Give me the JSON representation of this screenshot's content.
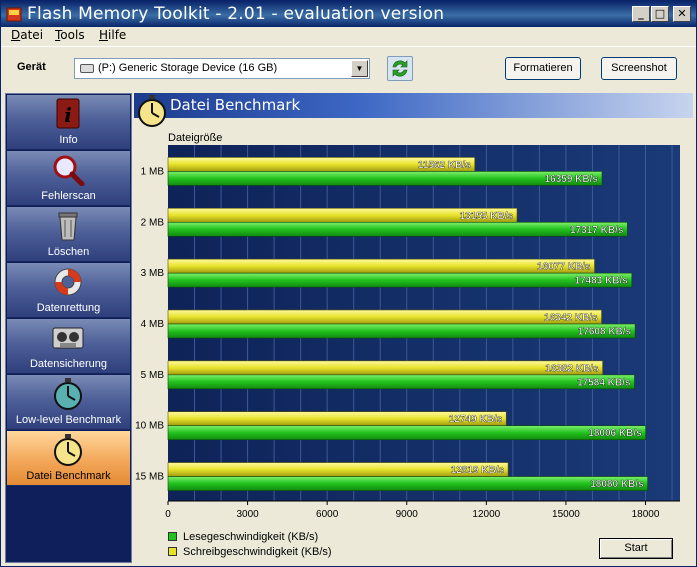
{
  "window": {
    "title": "Flash Memory Toolkit - 2.01 - evaluation version",
    "controls": {
      "minimize": "_",
      "maximize": "□",
      "close": "✕"
    }
  },
  "menu": [
    {
      "label_u": "D",
      "label_rest": "atei"
    },
    {
      "label_u": "T",
      "label_rest": "ools"
    },
    {
      "label_u": "H",
      "label_rest": "ilfe"
    }
  ],
  "toolbar": {
    "device_label": "Gerät",
    "device_value": "(P:) Generic Storage Device (16 GB)",
    "format_label": "Formatieren",
    "screenshot_label": "Screenshot"
  },
  "sidebar": {
    "items": [
      {
        "label": "Info",
        "icon": "info-icon",
        "active": false
      },
      {
        "label": "Fehlerscan",
        "icon": "magnifier-icon",
        "active": false
      },
      {
        "label": "Löschen",
        "icon": "trash-icon",
        "active": false
      },
      {
        "label": "Datenrettung",
        "icon": "lifebuoy-icon",
        "active": false
      },
      {
        "label": "Datensicherung",
        "icon": "tape-icon",
        "active": false
      },
      {
        "label": "Low-level Benchmark",
        "icon": "stopwatch-icon",
        "active": false
      },
      {
        "label": "Datei Benchmark",
        "icon": "stopwatch-gold-icon",
        "active": true
      }
    ]
  },
  "main": {
    "title": "Datei Benchmark",
    "size_caption": "Dateigröße",
    "start_label": "Start"
  },
  "colors": {
    "read": "#22c21e",
    "write": "#e6e22a",
    "plot_bg": "#12295f"
  },
  "chart_data": {
    "type": "bar",
    "orientation": "horizontal",
    "categories": [
      "1 MB",
      "2 MB",
      "3 MB",
      "4 MB",
      "5 MB",
      "10 MB",
      "15 MB"
    ],
    "series": [
      {
        "name": "Schreibgeschwindigkeit (KB/s)",
        "values": [
          11562,
          13155,
          16077,
          16342,
          16382,
          12749,
          12819
        ],
        "labels": [
          "11562 KB/s",
          "13155 KB/s",
          "16077 KB/s",
          "16342 KB/s",
          "16382 KB/s",
          "12749 KB/s",
          "12819 KB/s"
        ]
      },
      {
        "name": "Lesegeschwindigkeit (KB/s)",
        "values": [
          16359,
          17317,
          17483,
          17608,
          17584,
          18006,
          18080
        ],
        "labels": [
          "16359 KB/s",
          "17317 KB/s",
          "17483 KB/s",
          "17608 KB/s",
          "17584 KB/s",
          "18006 KB/s",
          "18080 KB/s"
        ]
      }
    ],
    "ticks": [
      0,
      3000,
      6000,
      9000,
      12000,
      15000,
      18000
    ],
    "tick_labels": [
      "0",
      "3000",
      "6000",
      "9000",
      "12000",
      "15000",
      "18000"
    ],
    "xlim": [
      0,
      19300
    ],
    "grid": true,
    "legend": [
      {
        "label": "Lesegeschwindigkeit (KB/s)",
        "series": "read"
      },
      {
        "label": "Schreibgeschwindigkeit (KB/s)",
        "series": "write"
      }
    ],
    "legend_position": "bottom-left"
  }
}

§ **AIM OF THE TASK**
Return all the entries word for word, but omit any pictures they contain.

§ **ANSWER FOR THIS EXERCISE**
Give me the JSON representation of this screenshot's content.
{
  "window": {
    "title": "Flash Memory Toolkit - 2.01 - evaluation version",
    "controls": {
      "minimize": "_",
      "maximize": "□",
      "close": "✕"
    }
  },
  "menu": [
    {
      "label_u": "D",
      "label_rest": "atei"
    },
    {
      "label_u": "T",
      "label_rest": "ools"
    },
    {
      "label_u": "H",
      "label_rest": "ilfe"
    }
  ],
  "toolbar": {
    "device_label": "Gerät",
    "device_value": "(P:) Generic Storage Device (16 GB)",
    "format_label": "Formatieren",
    "screenshot_label": "Screenshot"
  },
  "sidebar": {
    "items": [
      {
        "label": "Info",
        "icon": "info-icon",
        "active": false
      },
      {
        "label": "Fehlerscan",
        "icon": "magnifier-icon",
        "active": false
      },
      {
        "label": "Löschen",
        "icon": "trash-icon",
        "active": false
      },
      {
        "label": "Datenrettung",
        "icon": "lifebuoy-icon",
        "active": false
      },
      {
        "label": "Datensicherung",
        "icon": "tape-icon",
        "active": false
      },
      {
        "label": "Low-level Benchmark",
        "icon": "stopwatch-icon",
        "active": false
      },
      {
        "label": "Datei Benchmark",
        "icon": "stopwatch-gold-icon",
        "active": true
      }
    ]
  },
  "main": {
    "title": "Datei Benchmark",
    "size_caption": "Dateigröße",
    "start_label": "Start"
  },
  "colors": {
    "read": "#22c21e",
    "write": "#e6e22a",
    "plot_bg": "#12295f"
  },
  "chart_data": {
    "type": "bar",
    "orientation": "horizontal",
    "categories": [
      "1 MB",
      "2 MB",
      "3 MB",
      "4 MB",
      "5 MB",
      "10 MB",
      "15 MB"
    ],
    "series": [
      {
        "name": "Schreibgeschwindigkeit (KB/s)",
        "values": [
          11562,
          13155,
          16077,
          16342,
          16382,
          12749,
          12819
        ],
        "labels": [
          "11562 KB/s",
          "13155 KB/s",
          "16077 KB/s",
          "16342 KB/s",
          "16382 KB/s",
          "12749 KB/s",
          "12819 KB/s"
        ]
      },
      {
        "name": "Lesegeschwindigkeit (KB/s)",
        "values": [
          16359,
          17317,
          17483,
          17608,
          17584,
          18006,
          18080
        ],
        "labels": [
          "16359 KB/s",
          "17317 KB/s",
          "17483 KB/s",
          "17608 KB/s",
          "17584 KB/s",
          "18006 KB/s",
          "18080 KB/s"
        ]
      }
    ],
    "ticks": [
      0,
      3000,
      6000,
      9000,
      12000,
      15000,
      18000
    ],
    "tick_labels": [
      "0",
      "3000",
      "6000",
      "9000",
      "12000",
      "15000",
      "18000"
    ],
    "xlim": [
      0,
      19300
    ],
    "grid": true,
    "legend": [
      {
        "label": "Lesegeschwindigkeit (KB/s)",
        "series": "read"
      },
      {
        "label": "Schreibgeschwindigkeit (KB/s)",
        "series": "write"
      }
    ],
    "legend_position": "bottom-left"
  }
}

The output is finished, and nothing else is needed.